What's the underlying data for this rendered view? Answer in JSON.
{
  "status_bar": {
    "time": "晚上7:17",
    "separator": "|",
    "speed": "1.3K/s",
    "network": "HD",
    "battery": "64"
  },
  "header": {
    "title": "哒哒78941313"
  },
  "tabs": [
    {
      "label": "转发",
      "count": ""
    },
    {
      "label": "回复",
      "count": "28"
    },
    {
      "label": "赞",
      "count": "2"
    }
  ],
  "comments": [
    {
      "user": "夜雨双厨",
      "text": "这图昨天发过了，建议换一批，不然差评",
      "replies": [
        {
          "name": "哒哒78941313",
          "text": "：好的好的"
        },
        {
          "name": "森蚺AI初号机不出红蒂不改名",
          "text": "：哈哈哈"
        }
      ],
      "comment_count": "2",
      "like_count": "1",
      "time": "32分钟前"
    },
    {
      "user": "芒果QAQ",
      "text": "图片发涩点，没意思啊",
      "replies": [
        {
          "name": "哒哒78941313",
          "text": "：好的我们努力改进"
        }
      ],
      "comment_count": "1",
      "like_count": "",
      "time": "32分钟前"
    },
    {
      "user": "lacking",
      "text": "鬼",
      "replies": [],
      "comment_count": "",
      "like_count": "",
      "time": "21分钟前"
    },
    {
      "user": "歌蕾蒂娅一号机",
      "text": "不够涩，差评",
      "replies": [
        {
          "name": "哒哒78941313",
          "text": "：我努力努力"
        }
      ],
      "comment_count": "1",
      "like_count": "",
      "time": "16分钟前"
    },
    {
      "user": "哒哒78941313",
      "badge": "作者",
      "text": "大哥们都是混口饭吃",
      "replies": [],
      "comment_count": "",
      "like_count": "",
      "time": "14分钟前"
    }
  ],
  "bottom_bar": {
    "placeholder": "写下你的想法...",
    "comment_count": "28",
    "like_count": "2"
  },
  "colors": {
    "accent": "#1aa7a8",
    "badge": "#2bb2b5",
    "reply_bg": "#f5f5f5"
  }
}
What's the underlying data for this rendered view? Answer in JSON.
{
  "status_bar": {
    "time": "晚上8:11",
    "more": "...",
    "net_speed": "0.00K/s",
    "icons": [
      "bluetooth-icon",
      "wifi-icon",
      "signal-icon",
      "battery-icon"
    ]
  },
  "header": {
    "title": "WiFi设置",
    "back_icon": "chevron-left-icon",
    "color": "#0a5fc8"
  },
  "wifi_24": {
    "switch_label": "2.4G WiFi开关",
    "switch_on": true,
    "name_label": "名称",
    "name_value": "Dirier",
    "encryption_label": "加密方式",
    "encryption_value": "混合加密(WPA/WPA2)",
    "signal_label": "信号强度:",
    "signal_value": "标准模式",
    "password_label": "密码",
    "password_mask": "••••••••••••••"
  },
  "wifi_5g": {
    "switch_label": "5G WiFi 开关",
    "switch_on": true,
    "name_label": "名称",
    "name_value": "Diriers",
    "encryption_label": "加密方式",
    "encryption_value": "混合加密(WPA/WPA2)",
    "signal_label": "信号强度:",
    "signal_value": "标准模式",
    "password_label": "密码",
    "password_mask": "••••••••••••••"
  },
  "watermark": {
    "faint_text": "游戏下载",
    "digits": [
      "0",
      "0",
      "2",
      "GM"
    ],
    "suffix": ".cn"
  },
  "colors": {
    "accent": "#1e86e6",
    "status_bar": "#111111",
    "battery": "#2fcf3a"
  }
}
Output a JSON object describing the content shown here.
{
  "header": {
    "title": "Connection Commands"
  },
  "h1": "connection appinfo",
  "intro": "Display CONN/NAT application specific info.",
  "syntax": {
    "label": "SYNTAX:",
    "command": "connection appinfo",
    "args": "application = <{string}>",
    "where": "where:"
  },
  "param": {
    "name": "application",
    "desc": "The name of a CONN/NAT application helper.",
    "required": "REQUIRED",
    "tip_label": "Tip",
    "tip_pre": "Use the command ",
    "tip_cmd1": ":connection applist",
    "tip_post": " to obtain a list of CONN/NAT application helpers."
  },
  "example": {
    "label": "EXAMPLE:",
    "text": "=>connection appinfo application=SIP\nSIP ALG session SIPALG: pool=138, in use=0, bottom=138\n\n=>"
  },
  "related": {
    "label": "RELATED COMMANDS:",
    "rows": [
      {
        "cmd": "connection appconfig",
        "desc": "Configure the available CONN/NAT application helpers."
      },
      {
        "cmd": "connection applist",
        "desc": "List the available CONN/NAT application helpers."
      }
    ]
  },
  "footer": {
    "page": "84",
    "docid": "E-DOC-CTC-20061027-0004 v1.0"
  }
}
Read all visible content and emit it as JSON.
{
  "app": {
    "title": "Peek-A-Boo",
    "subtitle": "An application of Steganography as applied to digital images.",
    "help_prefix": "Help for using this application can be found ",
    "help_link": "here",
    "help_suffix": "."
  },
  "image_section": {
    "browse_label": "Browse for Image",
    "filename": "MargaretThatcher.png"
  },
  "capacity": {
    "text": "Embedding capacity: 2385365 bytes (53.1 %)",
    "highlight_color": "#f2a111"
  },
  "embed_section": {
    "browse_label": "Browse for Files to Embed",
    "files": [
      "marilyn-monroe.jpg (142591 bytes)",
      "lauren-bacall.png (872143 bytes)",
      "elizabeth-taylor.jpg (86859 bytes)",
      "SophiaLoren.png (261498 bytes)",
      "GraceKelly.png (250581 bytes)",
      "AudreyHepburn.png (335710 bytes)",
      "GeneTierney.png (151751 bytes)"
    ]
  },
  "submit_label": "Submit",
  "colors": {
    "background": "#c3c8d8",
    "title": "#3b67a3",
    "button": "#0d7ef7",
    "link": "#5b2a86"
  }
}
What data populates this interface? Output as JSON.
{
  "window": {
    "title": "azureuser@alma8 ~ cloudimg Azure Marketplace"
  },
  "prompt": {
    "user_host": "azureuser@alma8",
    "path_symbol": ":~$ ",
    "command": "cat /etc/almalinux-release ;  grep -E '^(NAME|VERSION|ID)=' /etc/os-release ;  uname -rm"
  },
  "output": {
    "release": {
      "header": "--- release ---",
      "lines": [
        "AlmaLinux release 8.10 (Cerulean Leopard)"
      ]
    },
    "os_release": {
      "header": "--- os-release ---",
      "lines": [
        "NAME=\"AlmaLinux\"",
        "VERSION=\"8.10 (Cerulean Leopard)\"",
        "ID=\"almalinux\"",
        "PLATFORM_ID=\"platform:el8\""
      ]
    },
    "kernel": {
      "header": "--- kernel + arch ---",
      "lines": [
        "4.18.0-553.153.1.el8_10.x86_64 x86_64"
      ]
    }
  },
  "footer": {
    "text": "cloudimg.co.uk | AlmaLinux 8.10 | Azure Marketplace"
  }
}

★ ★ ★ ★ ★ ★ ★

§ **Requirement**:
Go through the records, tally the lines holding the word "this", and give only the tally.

§ **Your response**:
4